Nearly 69 percent of U.S. adults and 32 percent of children are either overweight or obese, creating an annual medical cost burden that may reach $147 billion. The physical environments and the kinds of foods available where people live and work, the marketing and media messages they receive, and the public policies that govern their lives all play a major role in their diets and physical activity levels. Researchers and policy makers are eager to identify improved measures of environmental and policy factors that contribute to obesity prevention.

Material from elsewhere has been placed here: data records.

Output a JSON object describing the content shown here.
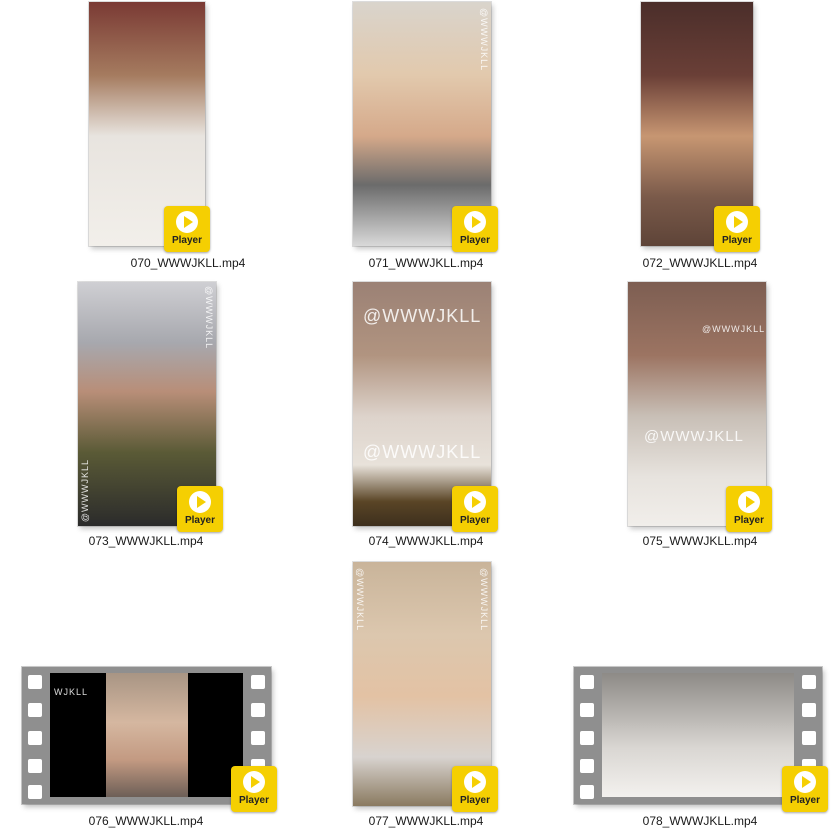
{
  "files": [
    {
      "name": "070_WWWJKLL.mp4"
    },
    {
      "name": "071_WWWJKLL.mp4"
    },
    {
      "name": "072_WWWJKLL.mp4"
    },
    {
      "name": "073_WWWJKLL.mp4"
    },
    {
      "name": "074_WWWJKLL.mp4"
    },
    {
      "name": "075_WWWJKLL.mp4"
    },
    {
      "name": "076_WWWJKLL.mp4"
    },
    {
      "name": "077_WWWJKLL.mp4"
    },
    {
      "name": "078_WWWJKLL.mp4"
    }
  ],
  "badge": {
    "label": "Player",
    "color": "#f5cf02",
    "icon": "play-icon"
  },
  "watermarks": {
    "handle": "@WWWJKLL",
    "partial": "WJKLL"
  }
}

The IOM formed the Committee on Accelerating Progress in Obesity Prevention to review the IOM’s past obesity-related recommendations, identify a set of recommendations for future action, and recommend indicators of progress in implementing these actions. The committee held a workshop in March 2011 about how to improve measurement of progress in obesity prevention. The workshop was an opportunity for the committee to discuss opportunities and challenges related to measurement and to hear from experts in relevant fields, including public health, economics, nutrition, media studies and communication, marketing, and public policy. This document summarizes the workshop.